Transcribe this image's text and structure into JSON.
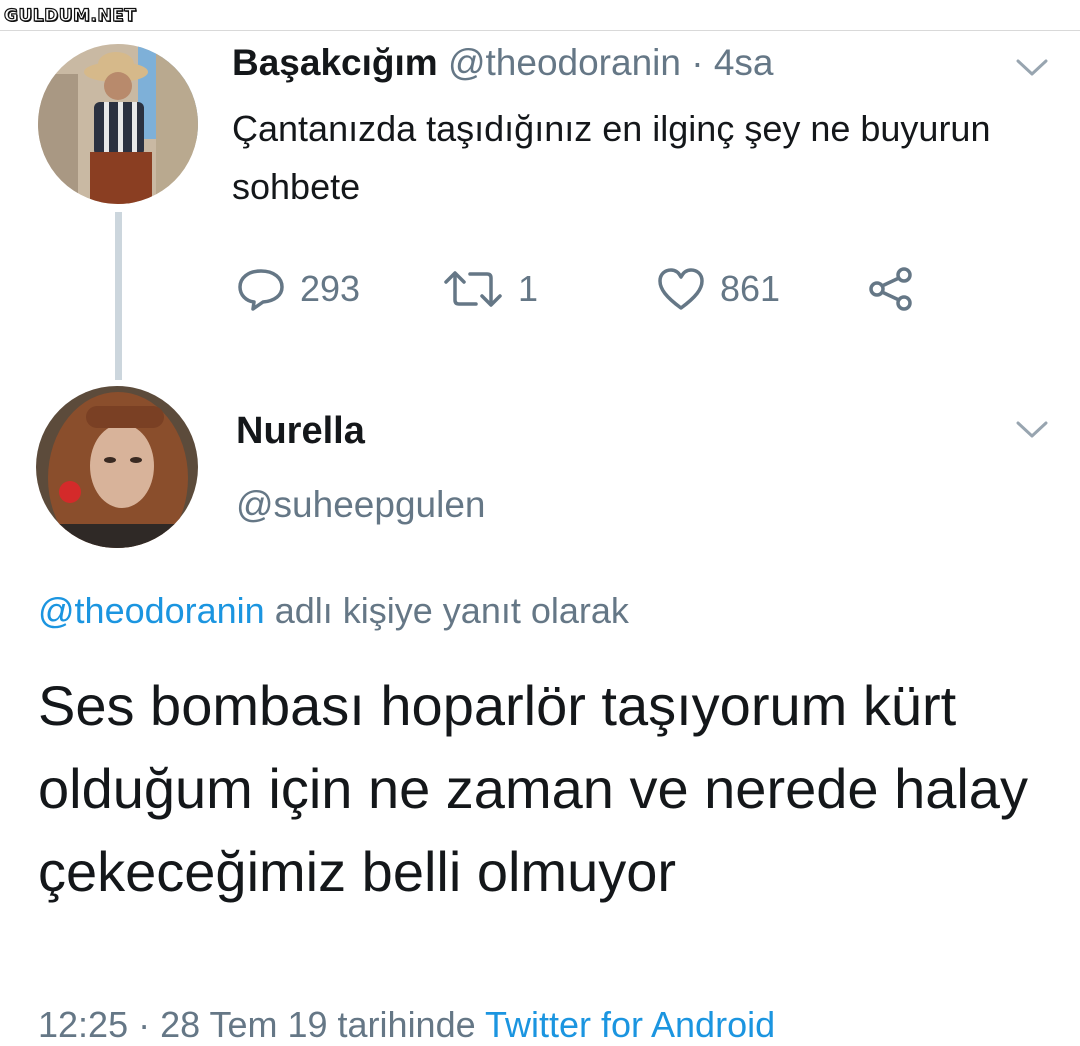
{
  "watermark": "GULDUM.NET",
  "tweet1": {
    "name": "Başakcığım",
    "handle": "@theodoranin",
    "time": "· 4sa",
    "text": "Çantanızda taşıdığınız en ilginç şey ne buyurun sohbete",
    "actions": {
      "replies": "293",
      "retweets": "1",
      "likes": "861"
    }
  },
  "tweet2": {
    "name": "Nurella",
    "handle": "@suheepgulen",
    "reply_prefix": "@theodoranin",
    "reply_suffix": "adlı kişiye yanıt olarak",
    "text": "Ses bombası hoparlör taşıyorum kürt olduğum için ne zaman ve nerede halay çekeceğimiz belli olmuyor",
    "footer_date": "12:25 · 28 Tem 19 tarihinde",
    "footer_source": "Twitter for Android"
  },
  "icons": {
    "reply": "reply-icon",
    "retweet": "retweet-icon",
    "like": "heart-icon",
    "share": "share-icon",
    "menu": "chevron-down-icon"
  },
  "colors": {
    "text": "#14171a",
    "secondary": "#657786",
    "link": "#1b95e0",
    "thread_line": "#ccd6dd"
  }
}
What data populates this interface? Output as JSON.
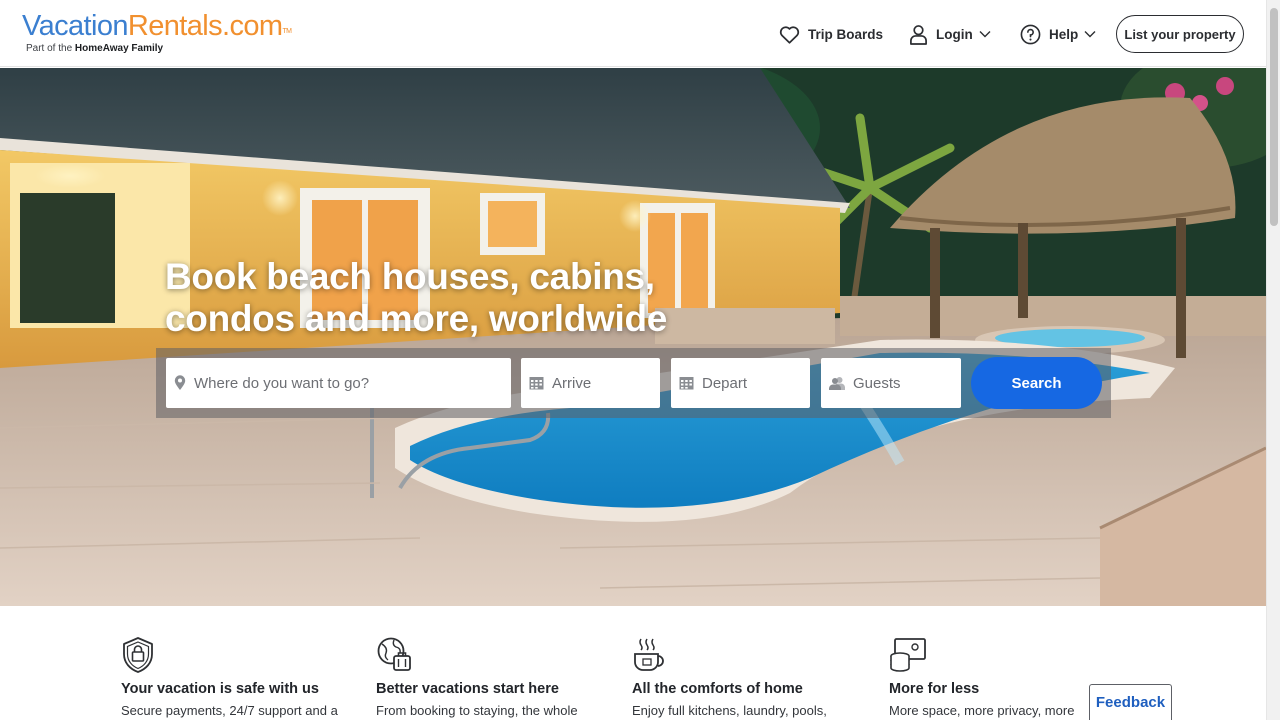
{
  "brand": {
    "logo_part1": "Vacation",
    "logo_part2": "Rentals.com",
    "logo_tm": "TM",
    "tagline_prefix": "Part of the ",
    "tagline_bold": "HomeAway Family",
    "colors": {
      "blue": "#3b7fd0",
      "orange": "#f1902f"
    }
  },
  "nav": {
    "trip_boards": "Trip Boards",
    "login": "Login",
    "help": "Help",
    "list_property": "List your property",
    "icons": {
      "trip_boards": "heart-icon",
      "login": "user-icon",
      "help": "question-circle-icon",
      "dropdown": "chevron-down-icon"
    }
  },
  "hero": {
    "headline_line1": "Book beach houses, cabins,",
    "headline_line2": "condos and more, worldwide"
  },
  "search": {
    "where_placeholder": "Where do you want to go?",
    "arrive_placeholder": "Arrive",
    "depart_placeholder": "Depart",
    "guests_placeholder": "Guests",
    "button_label": "Search",
    "button_color": "#1668e3",
    "icons": {
      "where": "map-pin-icon",
      "arrive": "calendar-icon",
      "depart": "calendar-icon",
      "guests": "guests-icon"
    }
  },
  "features": [
    {
      "title": "Your vacation is safe with us",
      "text": "Secure payments, 24/7 support and a",
      "icon": "shield-lock-icon"
    },
    {
      "title": "Better vacations start here",
      "text": "From booking to staying, the whole",
      "icon": "globe-luggage-icon"
    },
    {
      "title": "All the comforts of home",
      "text": "Enjoy full kitchens, laundry, pools,",
      "icon": "coffee-cup-icon"
    },
    {
      "title": "More for less",
      "text": "More space, more privacy, more",
      "icon": "money-icon"
    }
  ],
  "feedback": {
    "label": "Feedback"
  }
}
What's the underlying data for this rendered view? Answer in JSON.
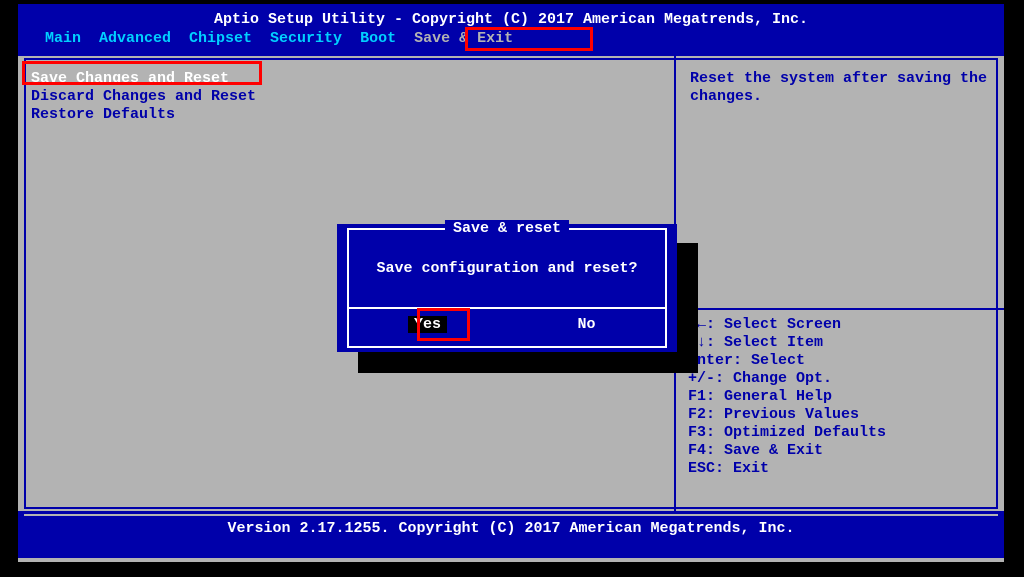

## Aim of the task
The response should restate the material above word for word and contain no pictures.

## Answer for the task
Transcribe this image's text and structure into JSON.
{
  "watermark": "GULDUM.NET",
  "tweet1": {
    "name": "Başakcığım",
    "handle": "@theodoranin",
    "time": "· 4sa",
    "text": "Çantanızda taşıdığınız en ilginç şey ne buyurun sohbete",
    "actions": {
      "replies": "293",
      "retweets": "1",
      "likes": "861"
    }
  },
  "tweet2": {
    "name": "Nurella",
    "handle": "@suheepgulen",
    "reply_prefix": "@theodoranin",
    "reply_suffix": "adlı kişiye yanıt olarak",
    "text": "Ses bombası hoparlör taşıyorum kürt olduğum için ne zaman ve nerede halay çekeceğimiz belli olmuyor",
    "footer_date": "12:25 · 28 Tem 19 tarihinde",
    "footer_source": "Twitter for Android"
  },
  "icons": {
    "reply": "reply-icon",
    "retweet": "retweet-icon",
    "like": "heart-icon",
    "share": "share-icon",
    "menu": "chevron-down-icon"
  },
  "colors": {
    "text": "#14171a",
    "secondary": "#657786",
    "link": "#1b95e0",
    "thread_line": "#ccd6dd"
  }
}
What data populates this interface? Output as JSON.
{
  "brand": {
    "logo_part1": "Vacation",
    "logo_part2": "Rentals.com",
    "logo_tm": "TM",
    "tagline_prefix": "Part of the ",
    "tagline_bold": "HomeAway Family",
    "colors": {
      "blue": "#3b7fd0",
      "orange": "#f1902f"
    }
  },
  "nav": {
    "trip_boards": "Trip Boards",
    "login": "Login",
    "help": "Help",
    "list_property": "List your property",
    "icons": {
      "trip_boards": "heart-icon",
      "login": "user-icon",
      "help": "question-circle-icon",
      "dropdown": "chevron-down-icon"
    }
  },
  "hero": {
    "headline_line1": "Book beach houses, cabins,",
    "headline_line2": "condos and more, worldwide"
  },
  "search": {
    "where_placeholder": "Where do you want to go?",
    "arrive_placeholder": "Arrive",
    "depart_placeholder": "Depart",
    "guests_placeholder": "Guests",
    "button_label": "Search",
    "button_color": "#1668e3",
    "icons": {
      "where": "map-pin-icon",
      "arrive": "calendar-icon",
      "depart": "calendar-icon",
      "guests": "guests-icon"
    }
  },
  "features": [
    {
      "title": "Your vacation is safe with us",
      "text": "Secure payments, 24/7 support and a",
      "icon": "shield-lock-icon"
    },
    {
      "title": "Better vacations start here",
      "text": "From booking to staying, the whole",
      "icon": "globe-luggage-icon"
    },
    {
      "title": "All the comforts of home",
      "text": "Enjoy full kitchens, laundry, pools,",
      "icon": "coffee-cup-icon"
    },
    {
      "title": "More for less",
      "text": "More space, more privacy, more",
      "icon": "money-icon"
    }
  ],
  "feedback": {
    "label": "Feedback"
  }
}
What's the underlying data for this rendered view? Answer in JSON.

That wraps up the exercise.